- Dual-Flush: Dual-flush toilets are a great option for those who are eco-conscious and want to conserve water at home. These models have two flush settings: a “full” flush for solid waste, and a “partial” flush for liquids. In general, the full flush setting uses around 1.6 gallons of water, while the partial setting uses around 1 gallon.
Because they have two flush settings, this style of toilet often has button controls as opposed to a standard handle, and they come in both two- and one-piece designs. As an added bonus, these toilets aren’t as pricey as you might think! A standard model can cost you less than $100.
- Waterless: If you want to install a toilet in a location that lacks traditional plumbing, you may need to look into a waterless toilet. These are popular options for remote cabins, barns, RVs, and more.
There are two common types of waterless toilets: bagging and composting. With new bagging toilets, any waste is sealed into an airtight bag when you “flush” and you simply throw the bags away periodically. On the other hand, composting toilets are connected to a separate bin where waste accumulates, and over time, the organic material breaks down and can then be used as fertilizer.
Because they’re a niche item, waterless toilets are significantly more expensive than standard models, starting at around $500.
- Smart: For a more luxurious bathroom experience, you may want to look for a “smart” toilet. These high-end toilets are typically one-piece styles, and they come equipped with a host of luxury features. A few common options include heated seats, built-in bidets, automatic lids, touchless flushing, and more.
As you might expect, these high-end models don’t come cheap, starting at around $1,000. Keep in mind that many of the features are powered by electricity, so you may need to plug it into an outlet.
As you shop for a toilet, you’ll likely encounter several popular brands. Here’s what you should know about each.

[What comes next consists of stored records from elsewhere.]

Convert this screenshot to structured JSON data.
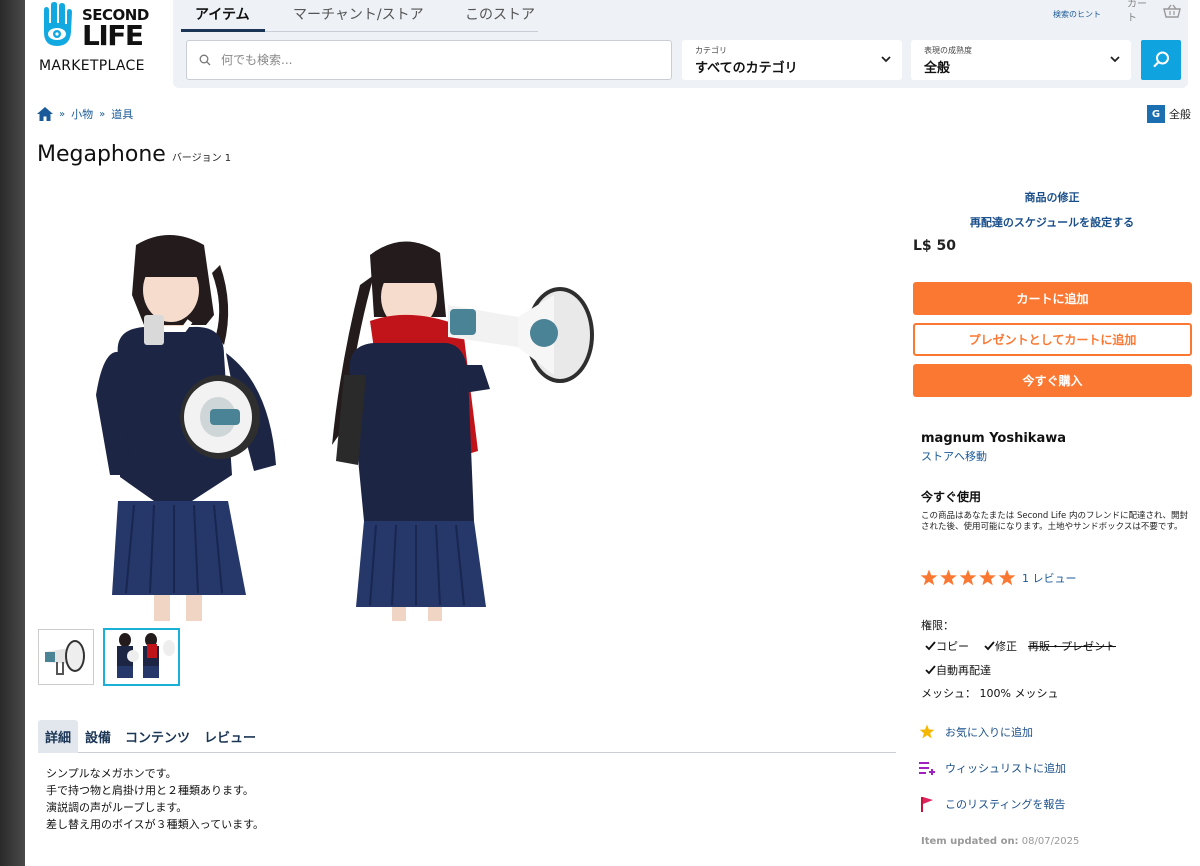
{
  "logo": {
    "line1": "SECOND",
    "line2": "LIFE",
    "trademark": "™",
    "sub": "MARKETPLACE"
  },
  "nav": {
    "tabs": [
      "アイテム",
      "マーチャント/ストア",
      "このストア"
    ],
    "active_tab": 0,
    "search_placeholder": "何でも検索...",
    "category_caption": "カテゴリ",
    "category_value": "すべてのカテゴリ",
    "maturity_caption": "表現の成熟度",
    "maturity_value": "全般",
    "search_hint": "検索のヒント",
    "cart_label": "カート"
  },
  "breadcrumb": {
    "items": [
      "小物",
      "道具"
    ],
    "separator": "»"
  },
  "maturity_badge": {
    "letter": "G",
    "label": "全般"
  },
  "product": {
    "name": "Megaphone",
    "version": "バージョン 1",
    "tabs": [
      "詳細",
      "設備",
      "コンテンツ",
      "レビュー"
    ],
    "active_tab": 0,
    "description": [
      "シンプルなメガホンです。",
      "手で持つ物と肩掛け用と２種類あります。",
      "演説調の声がループします。",
      "差し替え用のボイスが３種類入っています。"
    ]
  },
  "sidebar": {
    "edit_link": "商品の修正",
    "schedule_link": "再配達のスケジュールを設定する",
    "price": "L$ 50",
    "add_to_cart": "カートに追加",
    "gift_to_cart": "プレゼントとしてカートに追加",
    "buy_now": "今すぐ購入",
    "seller": "magnum Yoshikawa",
    "store_link": "ストアへ移動",
    "use_now_title": "今すぐ使用",
    "use_now_desc": "この商品はあなたまたは Second Life 内のフレンドに配達され、開封された後、使用可能になります。土地やサンドボックスは不要です。",
    "rating": 5,
    "reviews": "1 レビュー",
    "perm_title": "権限：",
    "perm_copy": "コピー",
    "perm_modify": "修正",
    "perm_transfer": "再販・プレゼント",
    "perm_redeliver": "自動再配達",
    "mesh": "メッシュ： 100% メッシュ",
    "favorite": "お気に入りに追加",
    "wishlist": "ウィッシュリストに追加",
    "report": "このリスティングを報告",
    "updated_label": "Item updated on:",
    "updated_date": "08/07/2025"
  },
  "colors": {
    "accent_orange": "#fb7833",
    "link_blue": "#1a5a9a",
    "search_blue": "#0fa3e0",
    "logo_blue": "#12a9e0"
  }
}
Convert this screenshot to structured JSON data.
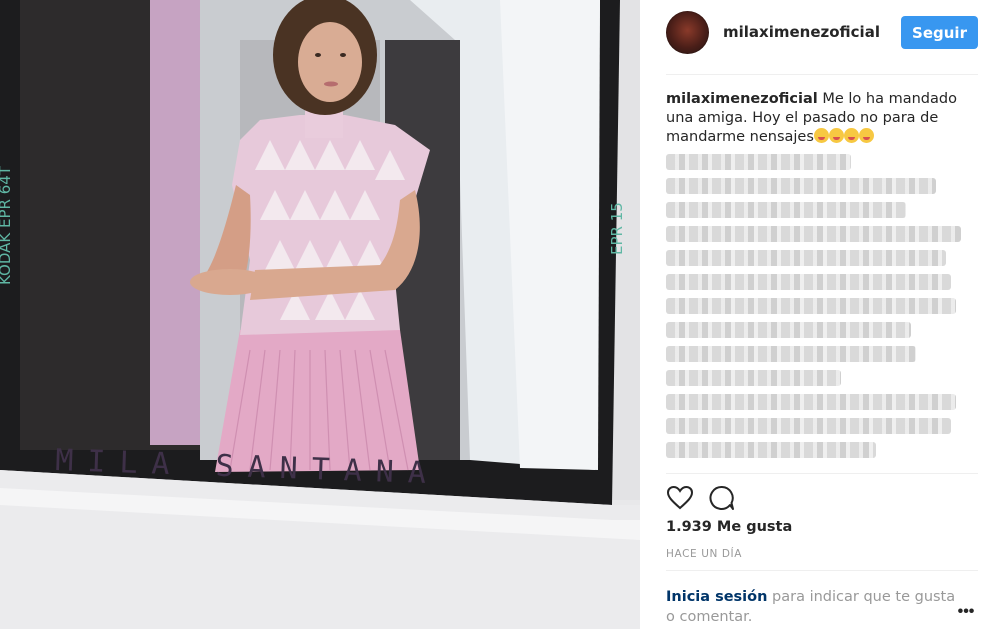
{
  "post": {
    "username": "milaximenezoficial",
    "follow_label": "Seguir",
    "caption_user": "milaximenezoficial",
    "caption_text": " Me lo ha mandado una amiga. Hoy el pasado no para de mandarme nensajes",
    "likes": "1.939 Me gusta",
    "time_ago": "HACE UN DÍA",
    "login_link": "Inicia sesión",
    "login_text": " para indicar que te gusta o comentar.",
    "more_label": "•••"
  },
  "photo": {
    "handwriting": "MILA   SANTANA",
    "film_left": "KODAK EPR 64T",
    "film_right": "EPR 15"
  },
  "icons": {
    "like": "heart-icon",
    "comment": "speech-bubble-icon",
    "more": "ellipsis-icon",
    "emoji": "face-emoji"
  },
  "colors": {
    "follow_button": "#3897f0",
    "login_link": "#003569",
    "muted_text": "#999999"
  }
}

- KOHLER: A well-known brand for all things bathroom and kitchen, KOHLER offers a huge selection of toilets, ranging from no-frill two-piece options to high-end “intelligent” toilets. This brand is known for its minimalistic, modern designs, and the majority of its products are well-received by consumers.
- American Standard: Another highly-rated toilet brand is American Standard, which offers hundreds of toilet models at affordable prices. This brand is known for its traditional two-piece toilets, but you can also find more modern options from the company, as well.
- Delta: While this brand doesn’t offer as many products, Delta toilets are some of the most highly-rated products across the board. When browsing Delta’s selection, you’ll find high-quality two-piece models in traditional styles, as well as cool toilet lids with built-in night lights.
- TOTO: No matter your budget when shopping for a toilet, you’ll likely be able to find an option that suits your needs from TOTO. Known for its sleek one-piece toilets, this brand offers a wide selection and recieves consistently top marks from buyers.
There are a variety of accessories you might choose to purchase along with your new toilet, most common among which is a different seat and lid. The majority of toilets come with a standard seat and lid, but many homeowners want to upgrade to a seat that’s more comfortable, stylish and/or functional. A few examples of upgraded toilet seats include slow-close lids, which prevent slamming, and wooden seats, which tend to be a little warmer and more durable than plastic options.
Additionally, you may want attachments for you new toilet, such as a night light, bidet or self-cleaning option. Many of these accessories are surprisingly affordable and can increase the functionality of your new toilet.